** Opening Data for this exercise block **

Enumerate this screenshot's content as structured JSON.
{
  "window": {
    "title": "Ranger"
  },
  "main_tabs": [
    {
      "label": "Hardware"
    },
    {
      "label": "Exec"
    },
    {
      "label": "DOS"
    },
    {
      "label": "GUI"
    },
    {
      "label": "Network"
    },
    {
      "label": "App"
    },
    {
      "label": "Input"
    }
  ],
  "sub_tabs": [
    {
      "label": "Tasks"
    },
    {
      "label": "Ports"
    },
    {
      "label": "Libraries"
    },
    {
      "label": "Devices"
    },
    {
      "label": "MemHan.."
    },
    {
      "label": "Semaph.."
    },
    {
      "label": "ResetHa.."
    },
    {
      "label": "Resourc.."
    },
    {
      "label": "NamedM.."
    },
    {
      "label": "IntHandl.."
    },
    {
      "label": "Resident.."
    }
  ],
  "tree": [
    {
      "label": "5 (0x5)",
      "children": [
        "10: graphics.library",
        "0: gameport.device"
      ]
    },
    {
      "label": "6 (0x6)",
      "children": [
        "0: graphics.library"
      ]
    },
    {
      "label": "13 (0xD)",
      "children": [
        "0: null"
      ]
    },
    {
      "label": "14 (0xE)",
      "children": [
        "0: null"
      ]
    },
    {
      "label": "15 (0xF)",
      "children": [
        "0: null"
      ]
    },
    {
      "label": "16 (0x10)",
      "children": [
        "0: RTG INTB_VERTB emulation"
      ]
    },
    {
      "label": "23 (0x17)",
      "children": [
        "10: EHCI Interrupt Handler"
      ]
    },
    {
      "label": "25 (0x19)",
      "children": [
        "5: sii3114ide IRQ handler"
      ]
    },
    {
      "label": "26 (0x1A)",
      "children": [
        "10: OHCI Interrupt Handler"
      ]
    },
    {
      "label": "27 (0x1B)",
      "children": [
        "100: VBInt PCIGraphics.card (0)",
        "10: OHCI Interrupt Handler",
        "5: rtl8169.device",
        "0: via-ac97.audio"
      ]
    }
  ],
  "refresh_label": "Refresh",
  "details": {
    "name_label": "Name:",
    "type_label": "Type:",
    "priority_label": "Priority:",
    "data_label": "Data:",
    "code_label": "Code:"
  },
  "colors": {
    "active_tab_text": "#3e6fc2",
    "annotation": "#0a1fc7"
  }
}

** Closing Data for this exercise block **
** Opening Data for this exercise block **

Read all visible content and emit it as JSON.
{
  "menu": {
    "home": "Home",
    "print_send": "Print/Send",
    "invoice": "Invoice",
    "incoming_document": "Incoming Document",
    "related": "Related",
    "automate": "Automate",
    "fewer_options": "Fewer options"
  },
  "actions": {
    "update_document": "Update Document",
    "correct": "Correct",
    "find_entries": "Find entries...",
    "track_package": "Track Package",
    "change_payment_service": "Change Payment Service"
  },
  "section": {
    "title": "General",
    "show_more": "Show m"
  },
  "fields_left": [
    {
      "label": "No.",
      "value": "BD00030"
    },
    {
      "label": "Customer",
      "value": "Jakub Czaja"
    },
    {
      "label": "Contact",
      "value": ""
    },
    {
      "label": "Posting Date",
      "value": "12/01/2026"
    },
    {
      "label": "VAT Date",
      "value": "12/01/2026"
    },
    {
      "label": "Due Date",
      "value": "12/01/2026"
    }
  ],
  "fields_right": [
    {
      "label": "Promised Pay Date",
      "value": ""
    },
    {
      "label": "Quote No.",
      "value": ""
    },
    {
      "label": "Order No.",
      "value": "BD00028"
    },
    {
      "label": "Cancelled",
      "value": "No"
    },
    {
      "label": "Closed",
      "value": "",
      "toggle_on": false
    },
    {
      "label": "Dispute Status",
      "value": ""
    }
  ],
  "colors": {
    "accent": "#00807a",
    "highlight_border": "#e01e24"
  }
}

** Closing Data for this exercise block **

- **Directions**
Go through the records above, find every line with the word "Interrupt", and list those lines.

- **Task response**
        "10: EHCI Interrupt Handler"
        "10: OHCI Interrupt Handler"
        "10: OHCI Interrupt Handler",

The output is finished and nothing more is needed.